He said there are two main reasons for this: the average herd size is larger north and west within the U.S., and there are economies of scale in cow-calf production, so those operators are in a better position to expand.
The second point boils down to land-use change. While some U.S. states have planted corn, others have not.
“If you generalize that across the U.S., that pressure is a little less in the north and the west. So the likelihood of that acreage staying forage is a lot higher than it is in the eastern corn belt, or in some southern parts of the country,” he said.
Tosnor surmises that Canada’s two largest cattle provinces will go through similar change.
“The economics underlying the movement north and west in my U.S. data, I think, (are) similar for southern Alberta and Saskatchewan. I don’t have data for Canada and this parallel, but I think the relative cost advantages in that part of the world, compared to the southeast in the U.S., are very similar,” he said.
On the other hand, the U.S. Department of Agriculture’s longer-term projections as of February 2012 indicate Canada’s beef exports will be relatively flat and the U.S. growth rate will be 14 percent.

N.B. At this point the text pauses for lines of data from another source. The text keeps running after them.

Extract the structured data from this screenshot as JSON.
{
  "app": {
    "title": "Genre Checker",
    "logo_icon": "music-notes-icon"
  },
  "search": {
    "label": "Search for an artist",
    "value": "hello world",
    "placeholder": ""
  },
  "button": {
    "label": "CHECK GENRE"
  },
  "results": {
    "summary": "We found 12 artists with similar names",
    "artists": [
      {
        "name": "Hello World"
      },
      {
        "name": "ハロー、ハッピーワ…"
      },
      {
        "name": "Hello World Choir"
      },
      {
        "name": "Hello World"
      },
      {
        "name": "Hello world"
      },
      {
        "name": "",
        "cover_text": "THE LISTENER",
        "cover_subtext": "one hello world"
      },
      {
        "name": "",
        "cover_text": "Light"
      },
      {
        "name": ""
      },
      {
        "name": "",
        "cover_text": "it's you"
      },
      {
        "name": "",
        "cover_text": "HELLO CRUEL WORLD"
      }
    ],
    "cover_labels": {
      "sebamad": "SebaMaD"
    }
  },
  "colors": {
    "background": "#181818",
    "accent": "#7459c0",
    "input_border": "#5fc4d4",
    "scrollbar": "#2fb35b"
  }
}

“The main reason in the report for that is USDA in this projection doesn’t have a lot of faith you’re going to expand the herd much and therefore not be able to export. There are concerns about delayed expansion,” he said.
Assuming both markets will expand, Canadian inventory changes lead the U.S.
“It appears that the trough in the Canadian inventory might be about two years before the trough in the U.S., so two years ahead,” he said.
“Canadian cow-calf producers might be positioned to gain from that earlier than the U.S. Some of the heifer retention signals occurred earlier in Canada than the U.S., so there might be a calf crop or two that Canadian producers can benefit from before all of North America,” he said.
Tosnor said current high prices may tempt some producers to try and beat the market, but he said there are more effective ways to turn a profit.
“There’s more to be gained by being a lower cost producer than there is in timing the market … returns are larger in terms of cost management than they are on the revenue side,” he said.